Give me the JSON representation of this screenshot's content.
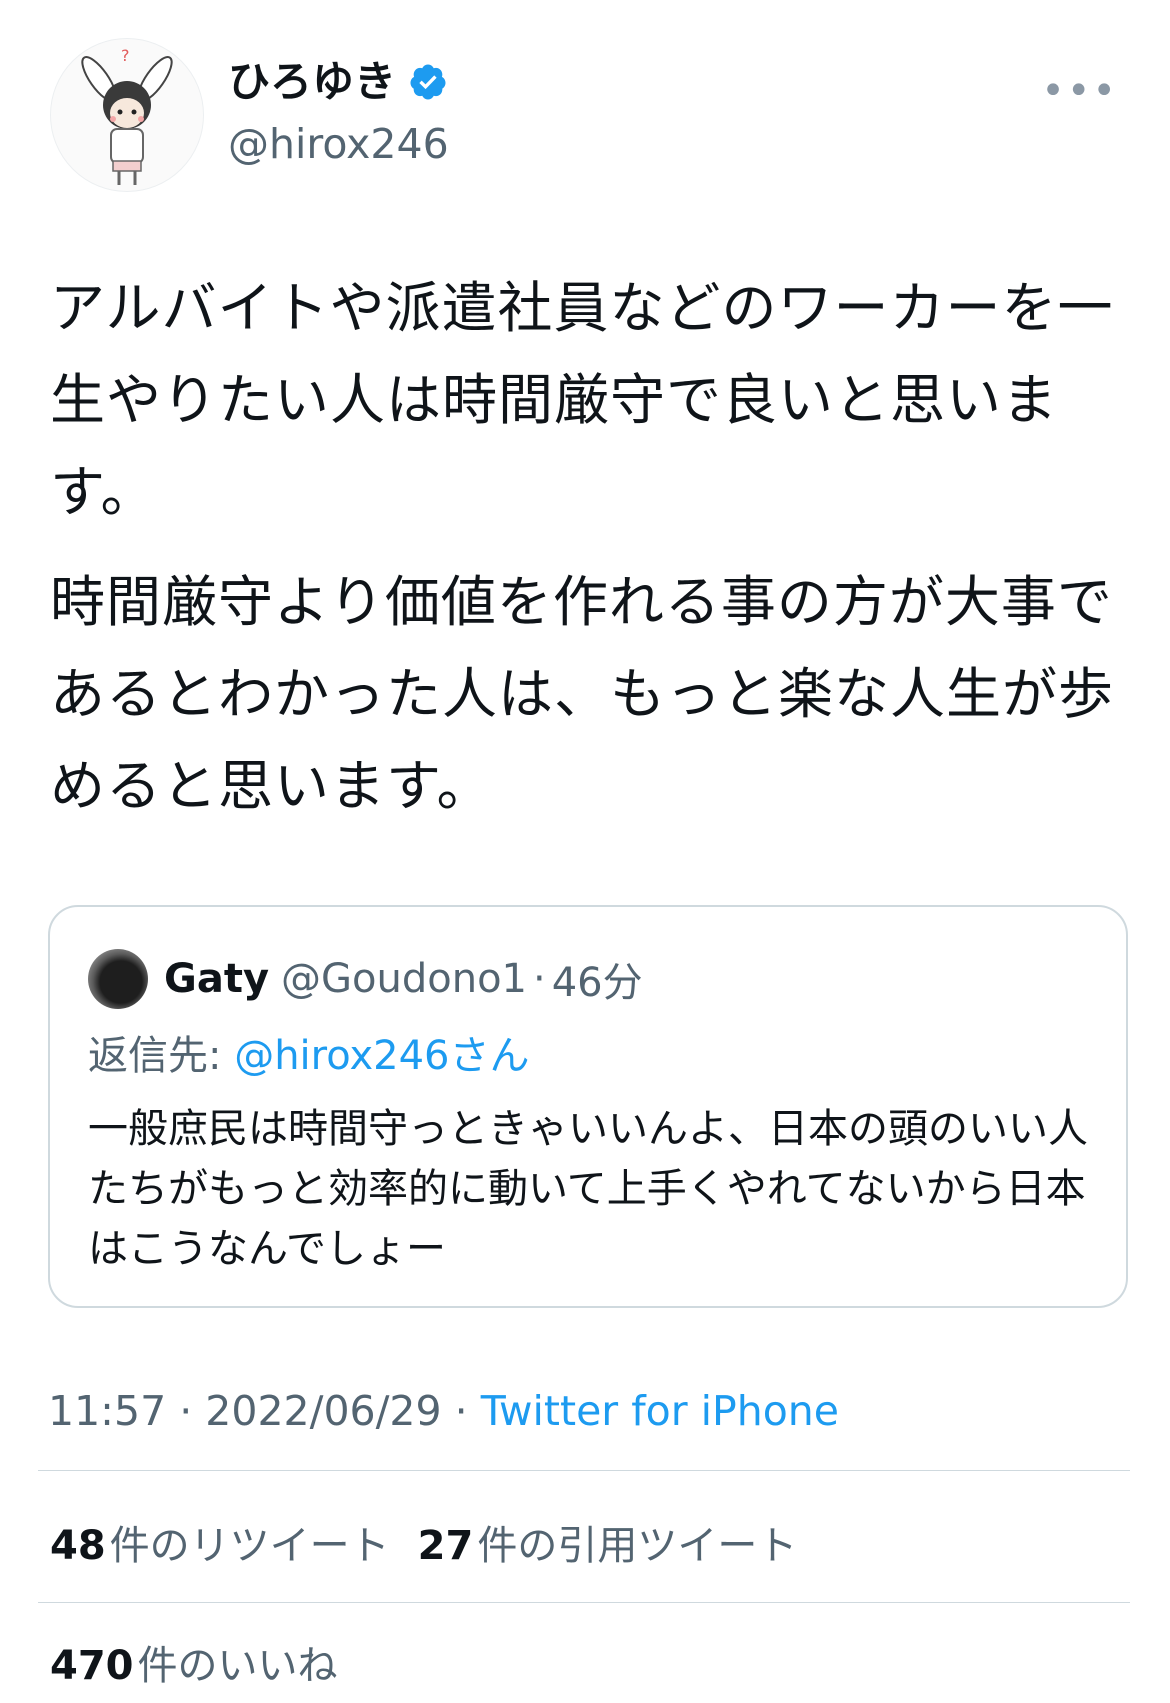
{
  "author": {
    "display_name": "ひろゆき",
    "handle": "@hirox246",
    "verified_color": "#1d9bf0",
    "more_icon": "more-horizontal-icon"
  },
  "tweet": {
    "paragraphs": [
      "アルバイトや派遣社員などのワーカーを一生やりたい人は時間厳守で良いと思います。",
      "時間厳守より価値を作れる事の方が大事であるとわかった人は、もっと楽な人生が歩めると思います。"
    ]
  },
  "quote": {
    "name": "Gaty",
    "handle": "@Goudono1",
    "separator": "·",
    "time": "46分",
    "reply_prefix": "返信先:",
    "reply_handle": "@hirox246",
    "reply_suffix": "さん",
    "text": "一般庶民は時間守っときゃいいんよ、日本の頭のいい人たちがもっと効率的に動いて上手くやれてないから日本はこうなんでしょー"
  },
  "meta": {
    "time": "11:57",
    "separator": "·",
    "date": "2022/06/29",
    "source": "Twitter for iPhone"
  },
  "stats": {
    "retweets_count": "48",
    "retweets_label": "件のリツイート",
    "quotes_count": "27",
    "quotes_label": "件の引用ツイート",
    "likes_count": "470",
    "likes_label": "件のいいね"
  },
  "colors": {
    "accent": "#1d9bf0",
    "text": "#0f1419",
    "secondary": "#536471",
    "border": "#cfd9de"
  }
}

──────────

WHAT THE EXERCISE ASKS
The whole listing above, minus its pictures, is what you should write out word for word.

RESPONSE
Give me the JSON representation of this screenshot's content.
{
  "author": {
    "display_name": "ひろゆき",
    "handle": "@hirox246",
    "verified_color": "#1d9bf0",
    "more_icon": "more-horizontal-icon"
  },
  "tweet": {
    "paragraphs": [
      "アルバイトや派遣社員などのワーカーを一生やりたい人は時間厳守で良いと思います。",
      "時間厳守より価値を作れる事の方が大事であるとわかった人は、もっと楽な人生が歩めると思います。"
    ]
  },
  "quote": {
    "name": "Gaty",
    "handle": "@Goudono1",
    "separator": "·",
    "time": "46分",
    "reply_prefix": "返信先:",
    "reply_handle": "@hirox246",
    "reply_suffix": "さん",
    "text": "一般庶民は時間守っときゃいいんよ、日本の頭のいい人たちがもっと効率的に動いて上手くやれてないから日本はこうなんでしょー"
  },
  "meta": {
    "time": "11:57",
    "separator": "·",
    "date": "2022/06/29",
    "source": "Twitter for iPhone"
  },
  "stats": {
    "retweets_count": "48",
    "retweets_label": "件のリツイート",
    "quotes_count": "27",
    "quotes_label": "件の引用ツイート",
    "likes_count": "470",
    "likes_label": "件のいいね"
  },
  "colors": {
    "accent": "#1d9bf0",
    "text": "#0f1419",
    "secondary": "#536471",
    "border": "#cfd9de"
  }
}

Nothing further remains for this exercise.